There’s a nightly special as well, often a lasagna. Layered with ricotta, mozzarella and a smooth artichoke puree, it can only be described as everything American pasta is not: silken, delicate, ethereal. It’s as understated as the restaurant itself and impresses in the same intense manner.

Pasta ceci (hand rolled pasta with chickpeas).

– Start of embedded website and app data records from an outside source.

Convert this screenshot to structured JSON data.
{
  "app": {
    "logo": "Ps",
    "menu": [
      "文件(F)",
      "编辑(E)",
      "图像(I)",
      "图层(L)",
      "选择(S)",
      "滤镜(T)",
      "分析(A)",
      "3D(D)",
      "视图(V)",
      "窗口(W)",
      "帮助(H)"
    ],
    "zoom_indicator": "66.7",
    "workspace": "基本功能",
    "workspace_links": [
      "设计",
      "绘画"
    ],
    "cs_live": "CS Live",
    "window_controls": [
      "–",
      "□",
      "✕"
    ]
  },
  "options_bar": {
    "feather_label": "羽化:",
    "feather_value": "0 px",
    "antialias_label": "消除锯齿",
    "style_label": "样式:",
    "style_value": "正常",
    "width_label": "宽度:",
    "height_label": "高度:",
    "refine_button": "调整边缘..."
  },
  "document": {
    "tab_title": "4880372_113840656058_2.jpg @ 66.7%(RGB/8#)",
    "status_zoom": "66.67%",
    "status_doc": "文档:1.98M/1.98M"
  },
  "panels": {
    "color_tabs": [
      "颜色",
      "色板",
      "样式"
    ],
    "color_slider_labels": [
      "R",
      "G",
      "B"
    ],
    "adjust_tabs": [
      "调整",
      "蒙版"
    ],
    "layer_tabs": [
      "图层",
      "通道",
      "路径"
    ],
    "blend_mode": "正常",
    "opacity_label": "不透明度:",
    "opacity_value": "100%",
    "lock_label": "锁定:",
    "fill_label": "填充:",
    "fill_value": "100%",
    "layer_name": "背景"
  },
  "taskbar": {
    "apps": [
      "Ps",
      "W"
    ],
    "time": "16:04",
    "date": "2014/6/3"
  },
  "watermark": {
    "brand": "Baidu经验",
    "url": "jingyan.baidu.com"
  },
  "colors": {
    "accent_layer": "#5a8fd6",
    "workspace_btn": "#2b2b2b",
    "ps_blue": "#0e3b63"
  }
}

As modest as the menu is — little more than a collection of bruschette and antipasti to complement the pasta — Lia never fails to deliver some extraordinarily understated gift. Seasoned ricotta cheese, a spread of porcini mushrooms, a bean and escarole soup that’s capable of inverting the entire world in a single bite. “I don’t even like escarole,” exclaims one diner hovering over his bowl, “but she’s making me love it!” It’s not an uncommon response from a crowd that represents everything from old school to new world. One table is old enough to grandparent the one next to it but everyone has the same look of sentimental elation on their face. By 8 p.m., the windows have fogged up with the heat of a kitchen that sits ten feet to the back and the rest of the world falls away. You’re no longer in Rhode Island, no longer on Federal Hill, no longer in a restaurant at all. It’s as close to a perfect domestic kitchen as you’ll find, in all its vibrancy, its charm and its deeply rooted regard for authenticity.

Alas, diners at the first seating may not get the chance to order dessert. By 8 p.m., Umberto is already figuring out who needs to be evacuated for the next round of journeymen. But those who keep their extended praise to a minimum may have time for the sweet of the evening: sometimes a pizzelle loaded with freshly whipped cream and marmalade, other nights a chocolate-studded, liquor-soaked panettone.

Pasta calamari.

Whatever you choose, you’ll end up with the same rewards: a seat at the table, a place in the family, a hug on the way out. The second you emerge onto the street, the whole experience feels a bit like a dream and, tinged with sorrow that you’ve been tossed out into the world again, there’s little to do but hope you can manage to get back in. There may be plenty of places to get pasta on the block but — as one diner noted as he looked toward heaven and then back at his plate — Enoteca Umberto isn’t so much about dining; it’s about living.